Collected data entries
---

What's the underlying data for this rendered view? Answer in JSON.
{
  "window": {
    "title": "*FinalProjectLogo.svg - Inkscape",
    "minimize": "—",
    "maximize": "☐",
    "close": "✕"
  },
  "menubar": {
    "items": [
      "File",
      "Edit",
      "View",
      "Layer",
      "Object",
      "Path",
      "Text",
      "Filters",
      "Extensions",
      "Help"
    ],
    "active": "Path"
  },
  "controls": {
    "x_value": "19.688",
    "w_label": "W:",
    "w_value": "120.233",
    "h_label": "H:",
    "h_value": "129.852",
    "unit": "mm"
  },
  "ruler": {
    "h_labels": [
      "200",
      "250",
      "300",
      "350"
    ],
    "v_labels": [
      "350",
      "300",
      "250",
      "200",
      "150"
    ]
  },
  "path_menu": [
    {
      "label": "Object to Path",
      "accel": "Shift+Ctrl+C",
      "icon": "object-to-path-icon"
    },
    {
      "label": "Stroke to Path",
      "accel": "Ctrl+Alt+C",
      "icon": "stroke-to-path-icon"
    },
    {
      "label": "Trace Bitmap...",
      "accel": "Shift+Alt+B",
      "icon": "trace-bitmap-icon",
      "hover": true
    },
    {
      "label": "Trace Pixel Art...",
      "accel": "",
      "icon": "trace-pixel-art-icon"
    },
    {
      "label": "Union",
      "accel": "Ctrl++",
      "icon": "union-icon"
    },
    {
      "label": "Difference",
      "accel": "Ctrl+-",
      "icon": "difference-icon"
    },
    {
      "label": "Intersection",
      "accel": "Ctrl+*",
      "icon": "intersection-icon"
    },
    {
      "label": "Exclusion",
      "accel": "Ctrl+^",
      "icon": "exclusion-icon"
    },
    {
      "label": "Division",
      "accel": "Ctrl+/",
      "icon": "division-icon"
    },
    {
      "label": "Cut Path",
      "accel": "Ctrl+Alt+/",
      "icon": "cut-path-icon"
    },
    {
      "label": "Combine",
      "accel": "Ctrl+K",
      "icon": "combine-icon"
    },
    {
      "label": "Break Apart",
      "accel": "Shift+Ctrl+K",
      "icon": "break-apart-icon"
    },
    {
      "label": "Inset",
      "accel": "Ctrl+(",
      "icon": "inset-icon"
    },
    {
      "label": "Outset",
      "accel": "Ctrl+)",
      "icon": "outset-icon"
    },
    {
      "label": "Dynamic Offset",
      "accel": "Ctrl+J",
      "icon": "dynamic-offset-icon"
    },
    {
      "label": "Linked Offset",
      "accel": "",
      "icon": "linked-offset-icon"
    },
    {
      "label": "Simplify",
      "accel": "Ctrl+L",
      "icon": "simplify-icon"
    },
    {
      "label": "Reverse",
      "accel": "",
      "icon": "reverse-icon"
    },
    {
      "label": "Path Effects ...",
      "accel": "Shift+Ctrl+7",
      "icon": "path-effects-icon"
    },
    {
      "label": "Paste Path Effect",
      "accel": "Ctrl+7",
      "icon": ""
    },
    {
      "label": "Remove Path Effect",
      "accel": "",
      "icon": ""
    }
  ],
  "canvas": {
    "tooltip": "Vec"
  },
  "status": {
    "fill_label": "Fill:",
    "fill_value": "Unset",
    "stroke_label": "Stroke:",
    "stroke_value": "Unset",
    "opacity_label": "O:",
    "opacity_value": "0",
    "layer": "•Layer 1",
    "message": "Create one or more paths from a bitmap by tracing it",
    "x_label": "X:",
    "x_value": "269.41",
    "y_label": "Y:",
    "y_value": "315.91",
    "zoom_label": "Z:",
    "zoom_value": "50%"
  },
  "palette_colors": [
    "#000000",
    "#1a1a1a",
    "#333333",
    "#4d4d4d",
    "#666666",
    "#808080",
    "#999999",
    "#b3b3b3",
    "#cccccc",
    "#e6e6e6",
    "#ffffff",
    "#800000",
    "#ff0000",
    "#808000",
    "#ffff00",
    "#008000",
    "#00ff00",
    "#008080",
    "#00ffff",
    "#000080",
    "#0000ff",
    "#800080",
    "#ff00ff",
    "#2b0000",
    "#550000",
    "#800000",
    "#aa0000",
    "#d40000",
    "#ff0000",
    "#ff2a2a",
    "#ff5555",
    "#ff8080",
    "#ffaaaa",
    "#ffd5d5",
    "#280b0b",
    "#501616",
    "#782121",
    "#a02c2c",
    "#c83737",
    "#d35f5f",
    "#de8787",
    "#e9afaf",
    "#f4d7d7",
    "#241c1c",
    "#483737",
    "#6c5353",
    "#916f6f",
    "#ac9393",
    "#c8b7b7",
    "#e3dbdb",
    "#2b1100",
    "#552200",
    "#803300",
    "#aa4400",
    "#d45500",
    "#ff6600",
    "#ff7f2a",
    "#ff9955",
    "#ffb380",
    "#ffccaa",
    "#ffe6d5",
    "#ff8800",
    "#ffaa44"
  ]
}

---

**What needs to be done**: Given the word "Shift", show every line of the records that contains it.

**Result**:
      "accel": "Shift+Ctrl+C",
      "accel": "Shift+Alt+B",
      "accel": "Shift+Ctrl+K",
      "accel": "Shift+Ctrl+7",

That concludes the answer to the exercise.